Could you return every line of the records below that contains the word "JSON"?

(Extracted data entries)
§ §
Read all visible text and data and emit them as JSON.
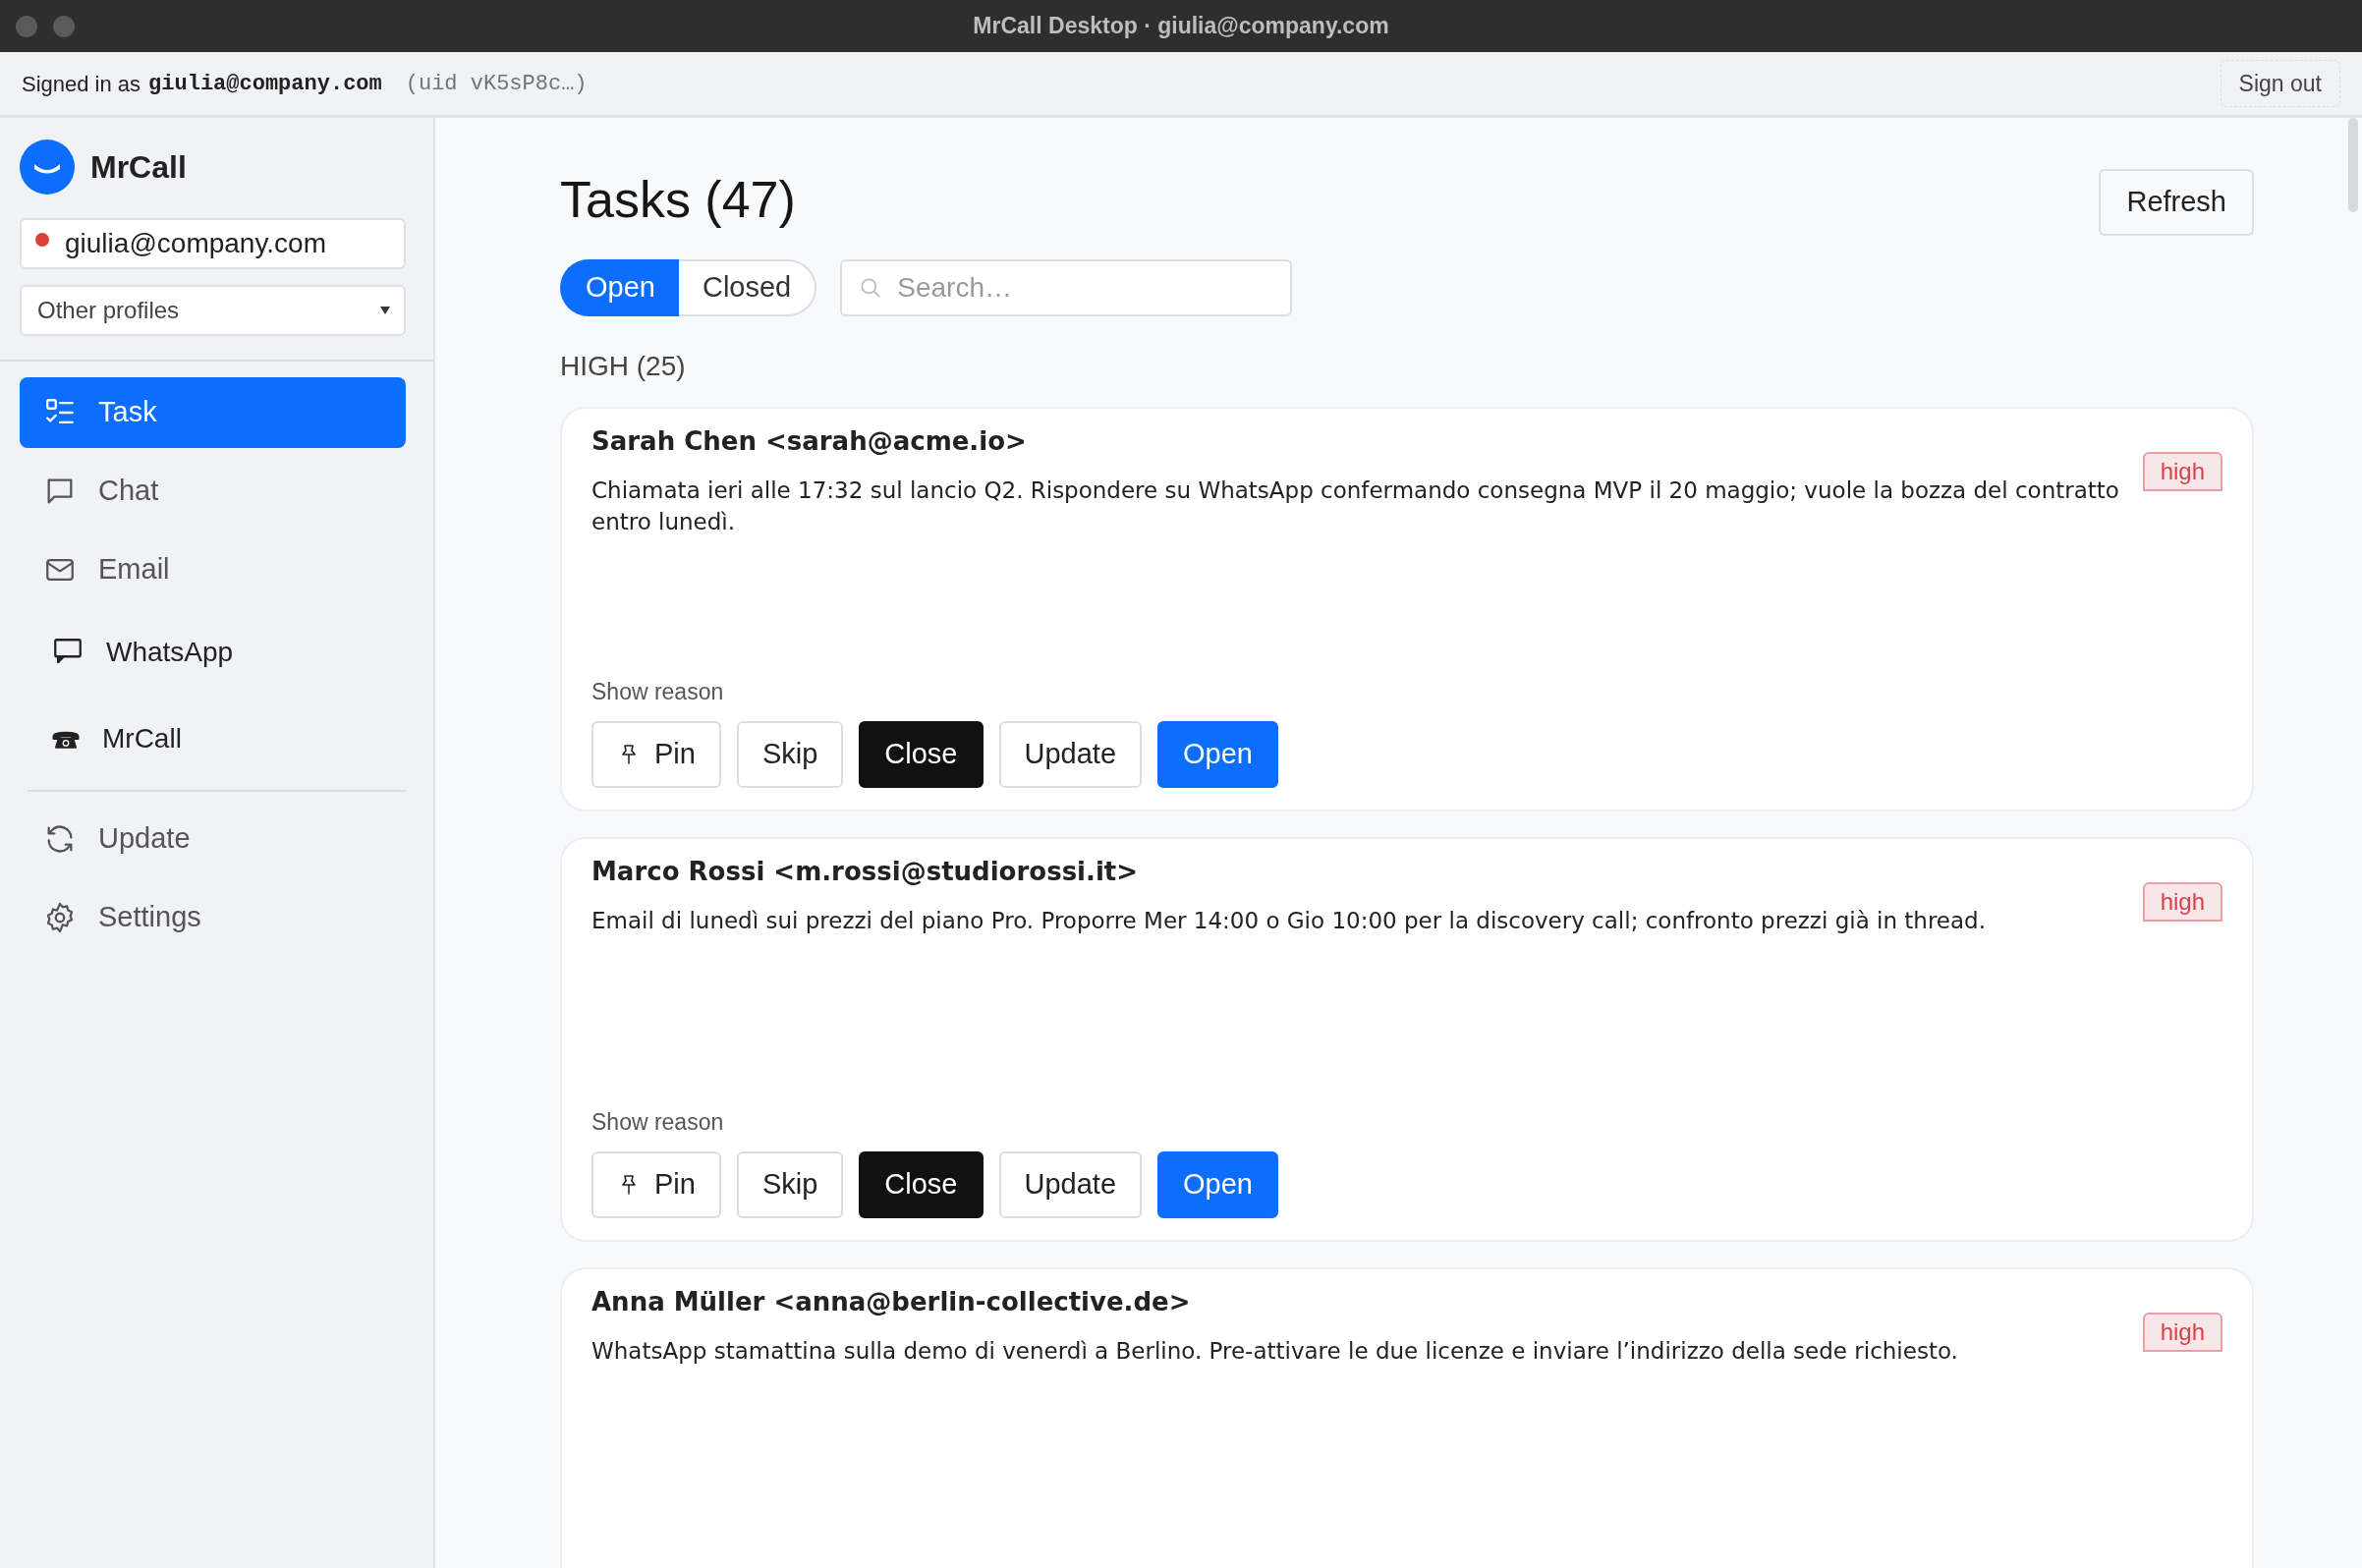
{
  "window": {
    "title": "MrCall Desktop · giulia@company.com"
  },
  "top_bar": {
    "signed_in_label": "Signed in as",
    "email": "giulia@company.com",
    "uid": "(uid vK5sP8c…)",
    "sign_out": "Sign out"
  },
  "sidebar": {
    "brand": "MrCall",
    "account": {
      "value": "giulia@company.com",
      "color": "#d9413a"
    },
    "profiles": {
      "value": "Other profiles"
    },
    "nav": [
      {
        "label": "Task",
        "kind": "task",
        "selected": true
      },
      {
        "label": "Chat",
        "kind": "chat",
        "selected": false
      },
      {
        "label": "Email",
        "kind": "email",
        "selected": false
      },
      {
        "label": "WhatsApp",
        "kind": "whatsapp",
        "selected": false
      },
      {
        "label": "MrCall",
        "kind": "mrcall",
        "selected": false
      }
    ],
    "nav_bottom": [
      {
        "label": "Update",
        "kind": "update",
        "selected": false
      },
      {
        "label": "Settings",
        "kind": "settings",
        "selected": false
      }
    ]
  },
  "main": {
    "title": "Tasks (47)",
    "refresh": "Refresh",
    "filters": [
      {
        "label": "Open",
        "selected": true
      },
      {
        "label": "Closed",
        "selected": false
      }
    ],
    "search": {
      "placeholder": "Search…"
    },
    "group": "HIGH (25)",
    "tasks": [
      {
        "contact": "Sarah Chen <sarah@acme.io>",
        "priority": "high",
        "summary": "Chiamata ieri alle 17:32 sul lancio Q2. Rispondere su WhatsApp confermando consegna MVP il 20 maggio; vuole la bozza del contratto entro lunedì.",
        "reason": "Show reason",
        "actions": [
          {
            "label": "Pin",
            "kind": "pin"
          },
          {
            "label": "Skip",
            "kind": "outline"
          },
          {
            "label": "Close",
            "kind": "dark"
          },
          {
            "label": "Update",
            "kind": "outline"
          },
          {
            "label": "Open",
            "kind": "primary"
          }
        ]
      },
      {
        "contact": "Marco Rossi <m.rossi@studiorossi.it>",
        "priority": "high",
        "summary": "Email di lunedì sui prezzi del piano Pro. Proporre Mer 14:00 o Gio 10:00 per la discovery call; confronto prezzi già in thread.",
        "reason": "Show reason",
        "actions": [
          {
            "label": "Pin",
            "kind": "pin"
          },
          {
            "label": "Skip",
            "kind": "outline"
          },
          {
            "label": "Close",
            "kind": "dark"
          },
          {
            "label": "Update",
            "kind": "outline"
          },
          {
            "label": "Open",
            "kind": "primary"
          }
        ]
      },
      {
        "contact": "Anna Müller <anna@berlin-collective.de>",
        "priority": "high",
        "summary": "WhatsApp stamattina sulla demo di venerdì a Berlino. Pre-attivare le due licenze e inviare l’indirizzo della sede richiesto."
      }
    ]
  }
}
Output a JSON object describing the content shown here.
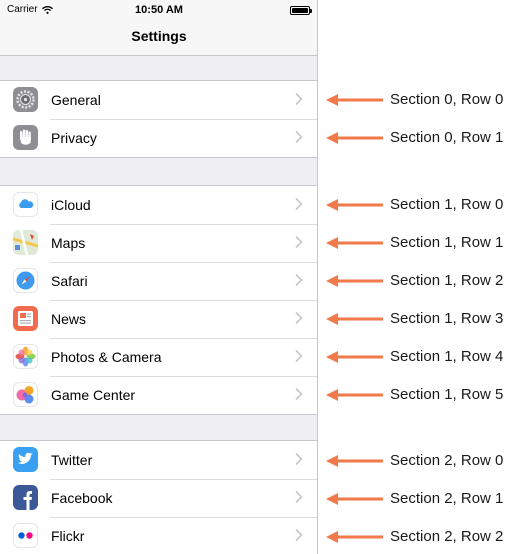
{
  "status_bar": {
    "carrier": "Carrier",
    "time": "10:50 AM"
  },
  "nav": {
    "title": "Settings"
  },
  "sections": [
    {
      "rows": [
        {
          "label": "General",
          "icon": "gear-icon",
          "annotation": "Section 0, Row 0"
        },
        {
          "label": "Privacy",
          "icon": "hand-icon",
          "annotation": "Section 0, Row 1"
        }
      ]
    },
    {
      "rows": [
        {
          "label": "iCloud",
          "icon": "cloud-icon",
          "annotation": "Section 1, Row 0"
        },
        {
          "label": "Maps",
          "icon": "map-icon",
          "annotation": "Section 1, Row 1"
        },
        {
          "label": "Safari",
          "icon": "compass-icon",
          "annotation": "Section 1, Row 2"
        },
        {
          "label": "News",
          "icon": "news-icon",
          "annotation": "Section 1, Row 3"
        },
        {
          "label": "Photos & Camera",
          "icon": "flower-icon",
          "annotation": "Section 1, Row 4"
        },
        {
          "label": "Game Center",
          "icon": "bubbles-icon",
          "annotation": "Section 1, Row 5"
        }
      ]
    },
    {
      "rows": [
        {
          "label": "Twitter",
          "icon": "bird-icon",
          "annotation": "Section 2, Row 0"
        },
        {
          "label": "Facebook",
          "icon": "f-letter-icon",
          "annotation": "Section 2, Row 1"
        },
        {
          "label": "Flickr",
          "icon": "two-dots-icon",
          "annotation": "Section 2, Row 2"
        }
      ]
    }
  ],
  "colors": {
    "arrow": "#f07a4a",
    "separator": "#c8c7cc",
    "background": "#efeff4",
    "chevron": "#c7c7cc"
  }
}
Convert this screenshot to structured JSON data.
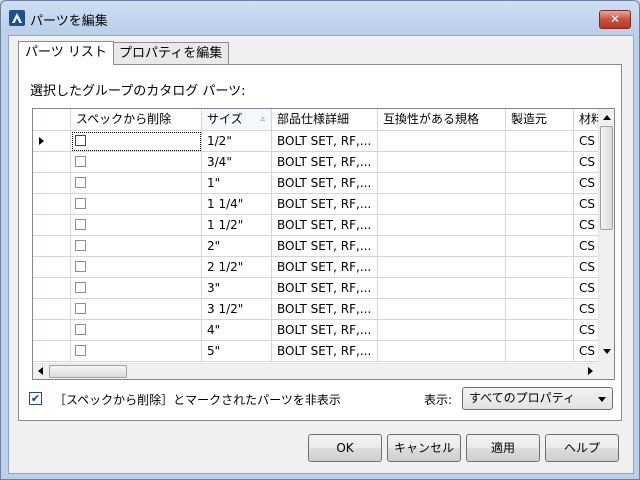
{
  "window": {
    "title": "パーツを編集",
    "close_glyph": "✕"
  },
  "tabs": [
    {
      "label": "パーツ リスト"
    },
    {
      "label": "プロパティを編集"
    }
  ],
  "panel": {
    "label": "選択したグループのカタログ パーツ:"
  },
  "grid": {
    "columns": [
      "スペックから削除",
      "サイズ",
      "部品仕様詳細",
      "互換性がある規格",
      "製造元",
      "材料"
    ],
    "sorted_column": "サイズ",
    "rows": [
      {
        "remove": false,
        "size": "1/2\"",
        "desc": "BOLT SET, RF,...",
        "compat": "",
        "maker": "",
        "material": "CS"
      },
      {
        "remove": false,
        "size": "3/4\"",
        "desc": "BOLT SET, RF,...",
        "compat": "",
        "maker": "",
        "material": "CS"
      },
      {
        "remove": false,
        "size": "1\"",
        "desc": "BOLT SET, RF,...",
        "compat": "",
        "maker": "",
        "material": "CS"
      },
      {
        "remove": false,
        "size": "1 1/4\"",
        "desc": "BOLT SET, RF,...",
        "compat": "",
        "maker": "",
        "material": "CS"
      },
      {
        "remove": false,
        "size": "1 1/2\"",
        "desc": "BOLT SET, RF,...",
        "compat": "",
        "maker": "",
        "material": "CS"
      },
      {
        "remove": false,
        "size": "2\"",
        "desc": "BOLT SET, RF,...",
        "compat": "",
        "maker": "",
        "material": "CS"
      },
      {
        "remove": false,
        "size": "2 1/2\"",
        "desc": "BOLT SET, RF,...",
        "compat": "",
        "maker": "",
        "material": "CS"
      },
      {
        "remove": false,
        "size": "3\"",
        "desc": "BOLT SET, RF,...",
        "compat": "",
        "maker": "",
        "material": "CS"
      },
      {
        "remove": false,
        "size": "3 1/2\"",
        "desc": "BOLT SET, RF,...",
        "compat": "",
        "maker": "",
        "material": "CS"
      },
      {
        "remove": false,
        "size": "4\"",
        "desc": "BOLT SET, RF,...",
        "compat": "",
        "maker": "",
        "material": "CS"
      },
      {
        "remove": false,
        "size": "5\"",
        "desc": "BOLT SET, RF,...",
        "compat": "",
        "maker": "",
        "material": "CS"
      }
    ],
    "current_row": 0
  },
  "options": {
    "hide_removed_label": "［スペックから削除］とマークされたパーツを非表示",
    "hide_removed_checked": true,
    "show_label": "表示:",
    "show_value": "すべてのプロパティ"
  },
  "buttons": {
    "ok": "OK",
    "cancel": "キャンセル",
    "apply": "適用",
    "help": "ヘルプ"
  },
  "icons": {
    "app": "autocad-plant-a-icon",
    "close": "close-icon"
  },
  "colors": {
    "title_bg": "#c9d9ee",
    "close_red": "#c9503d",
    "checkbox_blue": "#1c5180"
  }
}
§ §
Reply:
Read all visible text and data and emit them as JSON.
Output a JSON object describing the content shown here.
Convert this screenshot to structured JSON data.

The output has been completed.